> YOUR GOAL:
The required answer is the data below, restated word for word with images omitted.

> INPUT FOR THIS TASK:
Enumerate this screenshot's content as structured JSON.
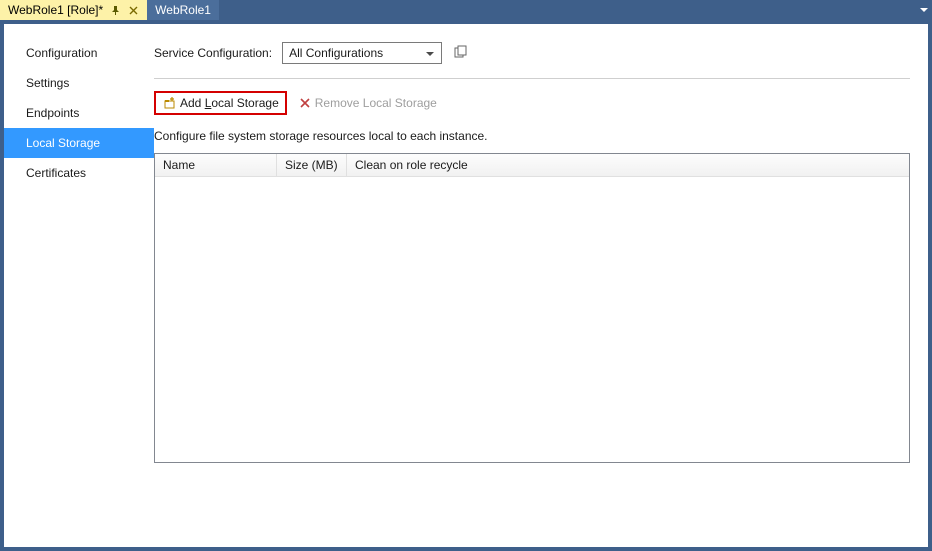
{
  "tabs": {
    "active": "WebRole1 [Role]*",
    "inactive": "WebRole1"
  },
  "sidebar": {
    "items": [
      {
        "label": "Configuration"
      },
      {
        "label": "Settings"
      },
      {
        "label": "Endpoints"
      },
      {
        "label": "Local Storage"
      },
      {
        "label": "Certificates"
      }
    ],
    "selected_index": 3
  },
  "config_row": {
    "label": "Service Configuration:",
    "selected": "All Configurations"
  },
  "toolbar": {
    "add_prefix": "Add ",
    "add_hotkey": "L",
    "add_suffix": "ocal Storage",
    "remove_label": "Remove Local Storage"
  },
  "description": "Configure file system storage resources local to each instance.",
  "grid": {
    "columns": [
      "Name",
      "Size (MB)",
      "Clean on role recycle"
    ]
  }
}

> ANSWER BOX:
Enumerate this screenshot's content as structured JSON.
{
  "tabs": {
    "active": "WebRole1 [Role]*",
    "inactive": "WebRole1"
  },
  "sidebar": {
    "items": [
      {
        "label": "Configuration"
      },
      {
        "label": "Settings"
      },
      {
        "label": "Endpoints"
      },
      {
        "label": "Local Storage"
      },
      {
        "label": "Certificates"
      }
    ],
    "selected_index": 3
  },
  "config_row": {
    "label": "Service Configuration:",
    "selected": "All Configurations"
  },
  "toolbar": {
    "add_prefix": "Add ",
    "add_hotkey": "L",
    "add_suffix": "ocal Storage",
    "remove_label": "Remove Local Storage"
  },
  "description": "Configure file system storage resources local to each instance.",
  "grid": {
    "columns": [
      "Name",
      "Size (MB)",
      "Clean on role recycle"
    ]
  }
}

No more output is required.